» **BRIEF**
Without any images, write the data out exactly as it appears.

» **GIVEN DATA**
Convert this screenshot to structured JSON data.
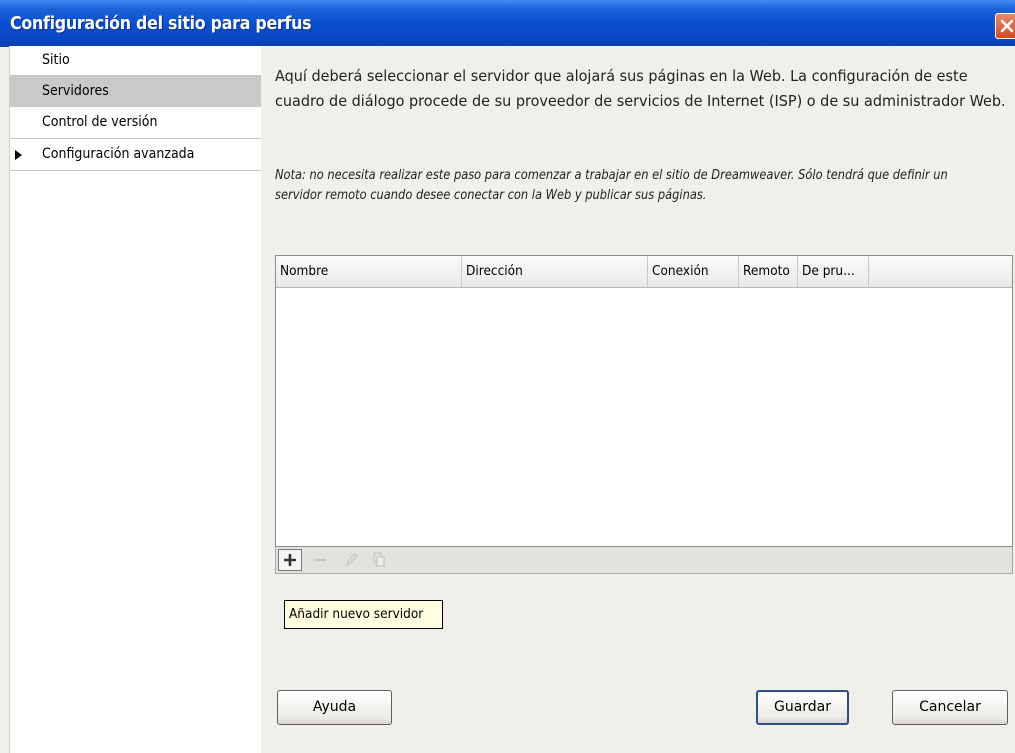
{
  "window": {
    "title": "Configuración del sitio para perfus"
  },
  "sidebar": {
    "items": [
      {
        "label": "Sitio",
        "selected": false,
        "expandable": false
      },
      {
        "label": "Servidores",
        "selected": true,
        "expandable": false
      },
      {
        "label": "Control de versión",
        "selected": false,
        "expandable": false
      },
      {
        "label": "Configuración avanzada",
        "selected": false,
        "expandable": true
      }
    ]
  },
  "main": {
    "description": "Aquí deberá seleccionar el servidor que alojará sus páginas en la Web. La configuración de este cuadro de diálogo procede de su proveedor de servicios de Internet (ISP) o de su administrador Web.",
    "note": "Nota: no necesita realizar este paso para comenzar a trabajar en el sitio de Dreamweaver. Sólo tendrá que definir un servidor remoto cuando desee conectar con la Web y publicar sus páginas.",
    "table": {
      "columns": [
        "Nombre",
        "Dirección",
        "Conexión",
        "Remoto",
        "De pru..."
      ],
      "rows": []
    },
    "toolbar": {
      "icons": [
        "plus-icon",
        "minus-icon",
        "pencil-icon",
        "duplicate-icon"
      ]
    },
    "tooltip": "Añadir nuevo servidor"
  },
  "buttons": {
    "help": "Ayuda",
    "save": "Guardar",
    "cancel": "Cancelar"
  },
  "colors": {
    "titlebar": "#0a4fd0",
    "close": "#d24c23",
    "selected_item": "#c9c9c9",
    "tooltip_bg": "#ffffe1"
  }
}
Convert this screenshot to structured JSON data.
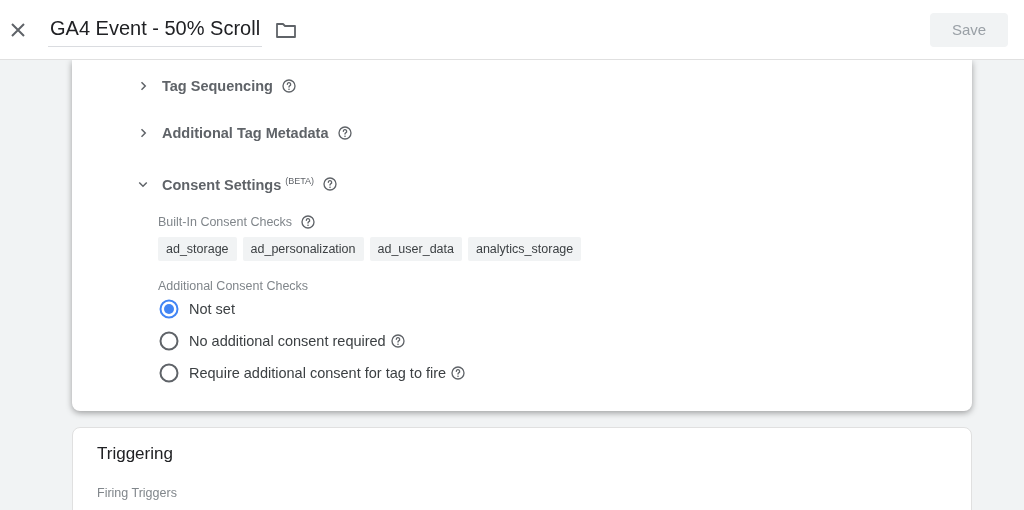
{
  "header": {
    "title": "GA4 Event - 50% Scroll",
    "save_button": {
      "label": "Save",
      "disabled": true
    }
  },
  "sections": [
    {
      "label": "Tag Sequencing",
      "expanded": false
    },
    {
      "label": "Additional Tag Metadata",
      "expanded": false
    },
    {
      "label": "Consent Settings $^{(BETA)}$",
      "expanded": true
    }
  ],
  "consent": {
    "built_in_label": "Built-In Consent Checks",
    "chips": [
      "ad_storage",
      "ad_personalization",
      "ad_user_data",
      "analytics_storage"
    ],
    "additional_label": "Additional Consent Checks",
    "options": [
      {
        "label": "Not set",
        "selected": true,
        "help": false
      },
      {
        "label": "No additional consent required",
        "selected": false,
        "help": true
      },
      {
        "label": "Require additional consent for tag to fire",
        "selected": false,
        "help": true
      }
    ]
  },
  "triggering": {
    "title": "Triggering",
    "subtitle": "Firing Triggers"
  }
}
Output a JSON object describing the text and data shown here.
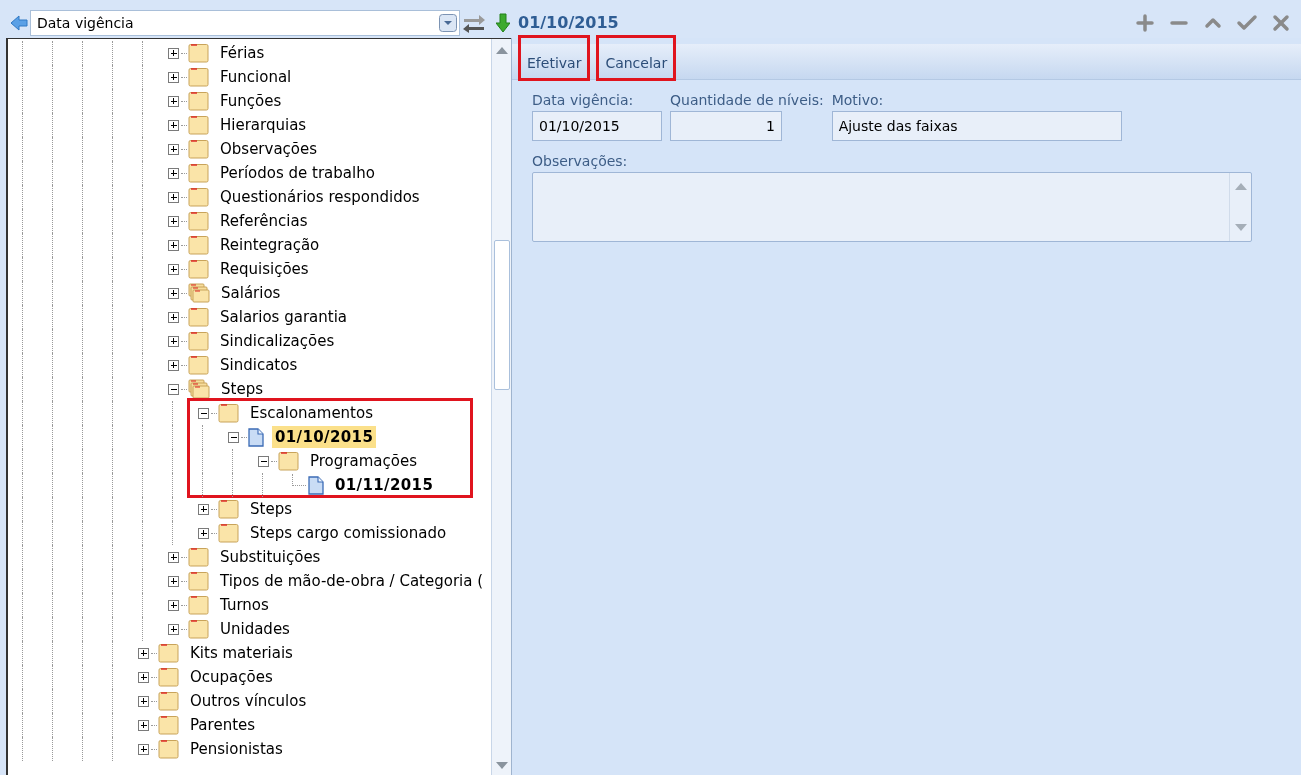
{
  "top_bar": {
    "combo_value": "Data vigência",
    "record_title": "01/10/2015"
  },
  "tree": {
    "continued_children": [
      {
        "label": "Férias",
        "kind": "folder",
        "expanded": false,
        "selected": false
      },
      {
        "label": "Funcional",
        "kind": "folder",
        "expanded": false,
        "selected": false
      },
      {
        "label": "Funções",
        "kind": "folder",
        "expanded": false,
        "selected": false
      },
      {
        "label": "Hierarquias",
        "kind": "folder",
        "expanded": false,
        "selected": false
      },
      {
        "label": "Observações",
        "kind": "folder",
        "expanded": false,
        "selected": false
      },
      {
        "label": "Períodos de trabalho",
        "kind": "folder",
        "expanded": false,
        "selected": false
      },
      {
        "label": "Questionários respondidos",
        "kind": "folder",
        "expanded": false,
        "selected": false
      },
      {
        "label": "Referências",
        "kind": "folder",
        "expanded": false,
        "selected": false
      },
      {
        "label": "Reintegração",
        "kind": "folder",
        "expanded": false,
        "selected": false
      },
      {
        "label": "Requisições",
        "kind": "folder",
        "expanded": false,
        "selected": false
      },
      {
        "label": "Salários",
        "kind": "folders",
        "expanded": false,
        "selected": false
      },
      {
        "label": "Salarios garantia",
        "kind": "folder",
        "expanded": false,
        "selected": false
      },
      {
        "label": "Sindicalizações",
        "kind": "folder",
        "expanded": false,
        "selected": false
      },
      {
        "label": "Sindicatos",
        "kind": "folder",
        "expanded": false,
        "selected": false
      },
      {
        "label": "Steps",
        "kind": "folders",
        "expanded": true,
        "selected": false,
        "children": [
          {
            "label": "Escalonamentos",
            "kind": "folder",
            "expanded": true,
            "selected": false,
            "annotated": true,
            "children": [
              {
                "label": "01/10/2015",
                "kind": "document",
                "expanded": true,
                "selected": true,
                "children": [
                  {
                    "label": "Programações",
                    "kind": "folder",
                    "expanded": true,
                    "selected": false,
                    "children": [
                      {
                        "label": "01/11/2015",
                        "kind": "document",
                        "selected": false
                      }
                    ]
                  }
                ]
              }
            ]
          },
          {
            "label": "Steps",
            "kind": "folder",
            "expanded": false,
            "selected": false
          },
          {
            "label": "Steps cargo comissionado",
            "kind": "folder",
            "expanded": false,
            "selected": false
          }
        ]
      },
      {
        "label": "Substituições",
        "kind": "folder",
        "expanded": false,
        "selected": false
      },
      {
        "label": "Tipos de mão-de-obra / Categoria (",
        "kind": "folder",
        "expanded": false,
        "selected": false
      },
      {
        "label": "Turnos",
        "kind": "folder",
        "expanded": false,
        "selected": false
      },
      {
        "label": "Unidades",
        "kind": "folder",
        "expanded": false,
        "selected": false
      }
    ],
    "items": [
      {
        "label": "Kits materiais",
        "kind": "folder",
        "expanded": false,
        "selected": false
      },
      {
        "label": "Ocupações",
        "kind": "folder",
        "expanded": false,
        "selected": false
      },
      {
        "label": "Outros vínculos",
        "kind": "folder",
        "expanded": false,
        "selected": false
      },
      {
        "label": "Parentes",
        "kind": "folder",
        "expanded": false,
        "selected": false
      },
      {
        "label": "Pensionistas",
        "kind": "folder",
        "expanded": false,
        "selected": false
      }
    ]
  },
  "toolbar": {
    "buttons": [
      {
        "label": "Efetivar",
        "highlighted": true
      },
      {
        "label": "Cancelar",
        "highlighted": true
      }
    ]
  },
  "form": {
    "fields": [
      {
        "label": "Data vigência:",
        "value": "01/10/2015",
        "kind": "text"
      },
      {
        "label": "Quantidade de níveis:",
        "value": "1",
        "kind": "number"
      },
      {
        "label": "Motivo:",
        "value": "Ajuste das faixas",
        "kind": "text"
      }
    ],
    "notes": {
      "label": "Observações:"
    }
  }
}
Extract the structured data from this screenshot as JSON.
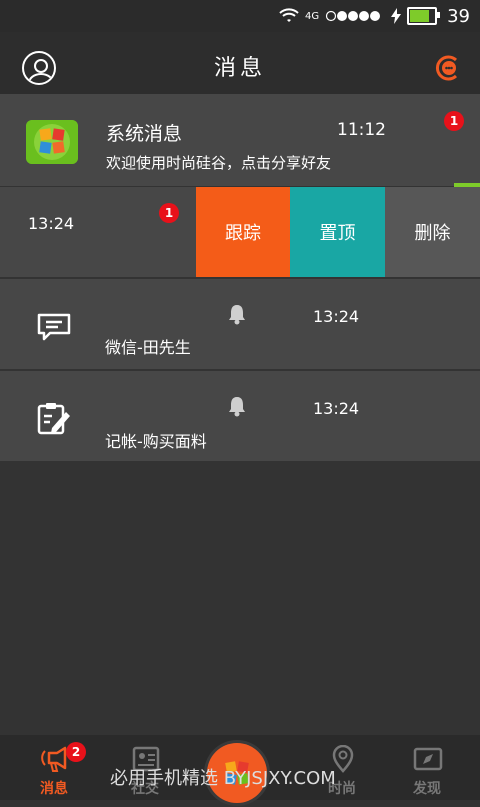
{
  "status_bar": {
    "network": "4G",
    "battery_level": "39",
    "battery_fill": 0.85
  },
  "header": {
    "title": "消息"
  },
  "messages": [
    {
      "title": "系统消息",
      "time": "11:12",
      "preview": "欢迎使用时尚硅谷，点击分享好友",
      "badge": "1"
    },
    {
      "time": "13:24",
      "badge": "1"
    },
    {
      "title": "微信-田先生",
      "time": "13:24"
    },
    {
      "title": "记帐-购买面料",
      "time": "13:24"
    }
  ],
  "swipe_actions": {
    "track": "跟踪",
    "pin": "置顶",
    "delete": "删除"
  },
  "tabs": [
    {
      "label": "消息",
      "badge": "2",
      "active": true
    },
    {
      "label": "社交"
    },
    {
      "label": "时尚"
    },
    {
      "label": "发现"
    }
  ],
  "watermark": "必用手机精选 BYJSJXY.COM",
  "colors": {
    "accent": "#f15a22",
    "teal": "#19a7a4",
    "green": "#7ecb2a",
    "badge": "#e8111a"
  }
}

» **RESPONSE TO THE EXERCISE**
Convert this screenshot to structured JSON data.
{
  "window": {
    "title": "Configuración del sitio para perfus"
  },
  "sidebar": {
    "items": [
      {
        "label": "Sitio",
        "selected": false,
        "expandable": false
      },
      {
        "label": "Servidores",
        "selected": true,
        "expandable": false
      },
      {
        "label": "Control de versión",
        "selected": false,
        "expandable": false
      },
      {
        "label": "Configuración avanzada",
        "selected": false,
        "expandable": true
      }
    ]
  },
  "main": {
    "description": "Aquí deberá seleccionar el servidor que alojará sus páginas en la Web. La configuración de este cuadro de diálogo procede de su proveedor de servicios de Internet (ISP) o de su administrador Web.",
    "note": "Nota: no necesita realizar este paso para comenzar a trabajar en el sitio de Dreamweaver. Sólo tendrá que definir un servidor remoto cuando desee conectar con la Web y publicar sus páginas.",
    "table": {
      "columns": [
        "Nombre",
        "Dirección",
        "Conexión",
        "Remoto",
        "De pru..."
      ],
      "rows": []
    },
    "toolbar": {
      "icons": [
        "plus-icon",
        "minus-icon",
        "pencil-icon",
        "duplicate-icon"
      ]
    },
    "tooltip": "Añadir nuevo servidor"
  },
  "buttons": {
    "help": "Ayuda",
    "save": "Guardar",
    "cancel": "Cancelar"
  },
  "colors": {
    "titlebar": "#0a4fd0",
    "close": "#d24c23",
    "selected_item": "#c9c9c9",
    "tooltip_bg": "#ffffe1"
  }
}
Convert this screenshot to structured JSON data.
{
  "header": {
    "title": "GA4 Event - 50% Scroll",
    "save_button": {
      "label": "Save",
      "disabled": true
    }
  },
  "sections": [
    {
      "label": "Tag Sequencing",
      "expanded": false
    },
    {
      "label": "Additional Tag Metadata",
      "expanded": false
    },
    {
      "label": "Consent Settings $^{(BETA)}$",
      "expanded": true
    }
  ],
  "consent": {
    "built_in_label": "Built-In Consent Checks",
    "chips": [
      "ad_storage",
      "ad_personalization",
      "ad_user_data",
      "analytics_storage"
    ],
    "additional_label": "Additional Consent Checks",
    "options": [
      {
        "label": "Not set",
        "selected": true,
        "help": false
      },
      {
        "label": "No additional consent required",
        "selected": false,
        "help": true
      },
      {
        "label": "Require additional consent for tag to fire",
        "selected": false,
        "help": true
      }
    ]
  },
  "triggering": {
    "title": "Triggering",
    "subtitle": "Firing Triggers"
  }
}
Output a JSON object describing the text and data shown here.
{
  "top_bar": {
    "combo_value": "Data vigência",
    "record_title": "01/10/2015"
  },
  "tree": {
    "continued_children": [
      {
        "label": "Férias",
        "kind": "folder",
        "expanded": false,
        "selected": false
      },
      {
        "label": "Funcional",
        "kind": "folder",
        "expanded": false,
        "selected": false
      },
      {
        "label": "Funções",
        "kind": "folder",
        "expanded": false,
        "selected": false
      },
      {
        "label": "Hierarquias",
        "kind": "folder",
        "expanded": false,
        "selected": false
      },
      {
        "label": "Observações",
        "kind": "folder",
        "expanded": false,
        "selected": false
      },
      {
        "label": "Períodos de trabalho",
        "kind": "folder",
        "expanded": false,
        "selected": false
      },
      {
        "label": "Questionários respondidos",
        "kind": "folder",
        "expanded": false,
        "selected": false
      },
      {
        "label": "Referências",
        "kind": "folder",
        "expanded": false,
        "selected": false
      },
      {
        "label": "Reintegração",
        "kind": "folder",
        "expanded": false,
        "selected": false
      },
      {
        "label": "Requisições",
        "kind": "folder",
        "expanded": false,
        "selected": false
      },
      {
        "label": "Salários",
        "kind": "folders",
        "expanded": false,
        "selected": false
      },
      {
        "label": "Salarios garantia",
        "kind": "folder",
        "expanded": false,
        "selected": false
      },
      {
        "label": "Sindicalizações",
        "kind": "folder",
        "expanded": false,
        "selected": false
      },
      {
        "label": "Sindicatos",
        "kind": "folder",
        "expanded": false,
        "selected": false
      },
      {
        "label": "Steps",
        "kind": "folders",
        "expanded": true,
        "selected": false,
        "children": [
          {
            "label": "Escalonamentos",
            "kind": "folder",
            "expanded": true,
            "selected": false,
            "annotated": true,
            "children": [
              {
                "label": "01/10/2015",
                "kind": "document",
                "expanded": true,
                "selected": true,
                "children": [
                  {
                    "label": "Programações",
                    "kind": "folder",
                    "expanded": true,
                    "selected": false,
                    "children": [
                      {
                        "label": "01/11/2015",
                        "kind": "document",
                        "selected": false
                      }
                    ]
                  }
                ]
              }
            ]
          },
          {
            "label": "Steps",
            "kind": "folder",
            "expanded": false,
            "selected": false
          },
          {
            "label": "Steps cargo comissionado",
            "kind": "folder",
            "expanded": false,
            "selected": false
          }
        ]
      },
      {
        "label": "Substituições",
        "kind": "folder",
        "expanded": false,
        "selected": false
      },
      {
        "label": "Tipos de mão-de-obra / Categoria (",
        "kind": "folder",
        "expanded": false,
        "selected": false
      },
      {
        "label": "Turnos",
        "kind": "folder",
        "expanded": false,
        "selected": false
      },
      {
        "label": "Unidades",
        "kind": "folder",
        "expanded": false,
        "selected": false
      }
    ],
    "items": [
      {
        "label": "Kits materiais",
        "kind": "folder",
        "expanded": false,
        "selected": false
      },
      {
        "label": "Ocupações",
        "kind": "folder",
        "expanded": false,
        "selected": false
      },
      {
        "label": "Outros vínculos",
        "kind": "folder",
        "expanded": false,
        "selected": false
      },
      {
        "label": "Parentes",
        "kind": "folder",
        "expanded": false,
        "selected": false
      },
      {
        "label": "Pensionistas",
        "kind": "folder",
        "expanded": false,
        "selected": false
      }
    ]
  },
  "toolbar": {
    "buttons": [
      {
        "label": "Efetivar",
        "highlighted": true
      },
      {
        "label": "Cancelar",
        "highlighted": true
      }
    ]
  },
  "form": {
    "fields": [
      {
        "label": "Data vigência:",
        "value": "01/10/2015",
        "kind": "text"
      },
      {
        "label": "Quantidade de níveis:",
        "value": "1",
        "kind": "number"
      },
      {
        "label": "Motivo:",
        "value": "Ajuste das faixas",
        "kind": "text"
      }
    ],
    "notes": {
      "label": "Observações:"
    }
  }
}
Extract the structured data from this screenshot as JSON.
{
  "status_bar": {
    "network": "4G",
    "battery_level": "39",
    "battery_fill": 0.85
  },
  "header": {
    "title": "消息"
  },
  "messages": [
    {
      "title": "系统消息",
      "time": "11:12",
      "preview": "欢迎使用时尚硅谷，点击分享好友",
      "badge": "1"
    },
    {
      "time": "13:24",
      "badge": "1"
    },
    {
      "title": "微信-田先生",
      "time": "13:24"
    },
    {
      "title": "记帐-购买面料",
      "time": "13:24"
    }
  ],
  "swipe_actions": {
    "track": "跟踪",
    "pin": "置顶",
    "delete": "删除"
  },
  "tabs": [
    {
      "label": "消息",
      "badge": "2",
      "active": true
    },
    {
      "label": "社交"
    },
    {
      "label": "时尚"
    },
    {
      "label": "发现"
    }
  ],
  "watermark": "必用手机精选 BYJSJXY.COM",
  "colors": {
    "accent": "#f15a22",
    "teal": "#19a7a4",
    "green": "#7ecb2a",
    "badge": "#e8111a"
  }
}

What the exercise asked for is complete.